*** SUPPLIED RECORDS Section Begins ***

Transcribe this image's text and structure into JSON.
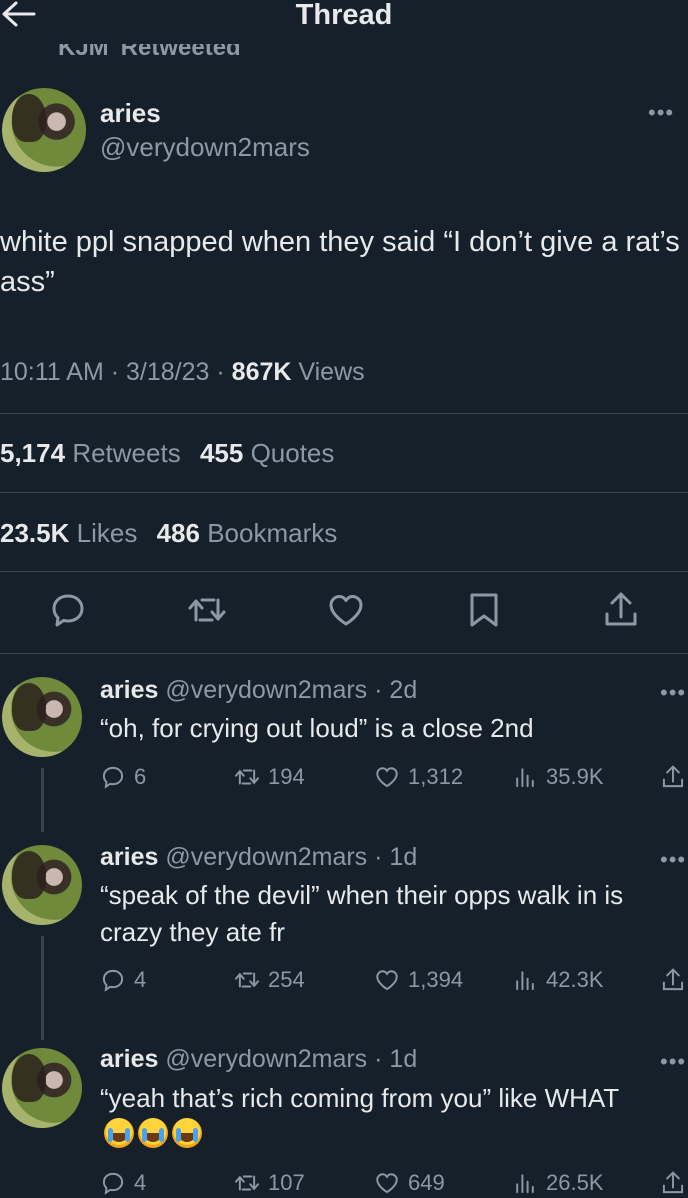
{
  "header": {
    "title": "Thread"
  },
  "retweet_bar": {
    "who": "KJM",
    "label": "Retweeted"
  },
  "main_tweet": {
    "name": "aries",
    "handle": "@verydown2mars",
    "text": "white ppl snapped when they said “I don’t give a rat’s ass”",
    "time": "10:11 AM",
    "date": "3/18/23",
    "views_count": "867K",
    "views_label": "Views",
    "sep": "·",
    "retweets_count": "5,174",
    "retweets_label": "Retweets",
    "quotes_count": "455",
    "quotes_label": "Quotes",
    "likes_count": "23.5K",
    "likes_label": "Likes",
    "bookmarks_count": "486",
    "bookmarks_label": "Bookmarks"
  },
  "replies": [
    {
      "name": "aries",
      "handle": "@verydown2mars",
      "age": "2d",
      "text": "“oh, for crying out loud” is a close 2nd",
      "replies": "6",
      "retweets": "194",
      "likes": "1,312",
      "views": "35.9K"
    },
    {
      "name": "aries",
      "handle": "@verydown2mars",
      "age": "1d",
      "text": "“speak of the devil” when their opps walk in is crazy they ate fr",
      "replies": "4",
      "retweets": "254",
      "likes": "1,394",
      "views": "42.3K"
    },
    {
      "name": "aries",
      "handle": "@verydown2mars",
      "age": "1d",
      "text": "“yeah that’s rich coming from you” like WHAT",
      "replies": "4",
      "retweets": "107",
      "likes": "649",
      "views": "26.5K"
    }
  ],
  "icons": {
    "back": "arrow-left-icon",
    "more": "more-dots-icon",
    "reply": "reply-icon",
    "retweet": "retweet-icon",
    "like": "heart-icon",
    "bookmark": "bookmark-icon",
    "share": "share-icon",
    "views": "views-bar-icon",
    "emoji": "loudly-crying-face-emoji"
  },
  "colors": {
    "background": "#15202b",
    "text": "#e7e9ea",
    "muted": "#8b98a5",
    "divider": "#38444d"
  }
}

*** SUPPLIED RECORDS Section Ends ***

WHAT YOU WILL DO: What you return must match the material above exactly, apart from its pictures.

TASK SOLUTION:
Transcribe this image's text and structure into JSON.
{
  "header": {
    "title": "Thread"
  },
  "retweet_bar": {
    "who": "KJM",
    "label": "Retweeted"
  },
  "main_tweet": {
    "name": "aries",
    "handle": "@verydown2mars",
    "text": "white ppl snapped when they said “I don’t give a rat’s ass”",
    "time": "10:11 AM",
    "date": "3/18/23",
    "views_count": "867K",
    "views_label": "Views",
    "sep": "·",
    "retweets_count": "5,174",
    "retweets_label": "Retweets",
    "quotes_count": "455",
    "quotes_label": "Quotes",
    "likes_count": "23.5K",
    "likes_label": "Likes",
    "bookmarks_count": "486",
    "bookmarks_label": "Bookmarks"
  },
  "replies": [
    {
      "name": "aries",
      "handle": "@verydown2mars",
      "age": "2d",
      "text": "“oh, for crying out loud” is a close 2nd",
      "replies": "6",
      "retweets": "194",
      "likes": "1,312",
      "views": "35.9K"
    },
    {
      "name": "aries",
      "handle": "@verydown2mars",
      "age": "1d",
      "text": "“speak of the devil” when their opps walk in is crazy they ate fr",
      "replies": "4",
      "retweets": "254",
      "likes": "1,394",
      "views": "42.3K"
    },
    {
      "name": "aries",
      "handle": "@verydown2mars",
      "age": "1d",
      "text": "“yeah that’s rich coming from you” like WHAT",
      "replies": "4",
      "retweets": "107",
      "likes": "649",
      "views": "26.5K"
    }
  ],
  "icons": {
    "back": "arrow-left-icon",
    "more": "more-dots-icon",
    "reply": "reply-icon",
    "retweet": "retweet-icon",
    "like": "heart-icon",
    "bookmark": "bookmark-icon",
    "share": "share-icon",
    "views": "views-bar-icon",
    "emoji": "loudly-crying-face-emoji"
  },
  "colors": {
    "background": "#15202b",
    "text": "#e7e9ea",
    "muted": "#8b98a5",
    "divider": "#38444d"
  }
}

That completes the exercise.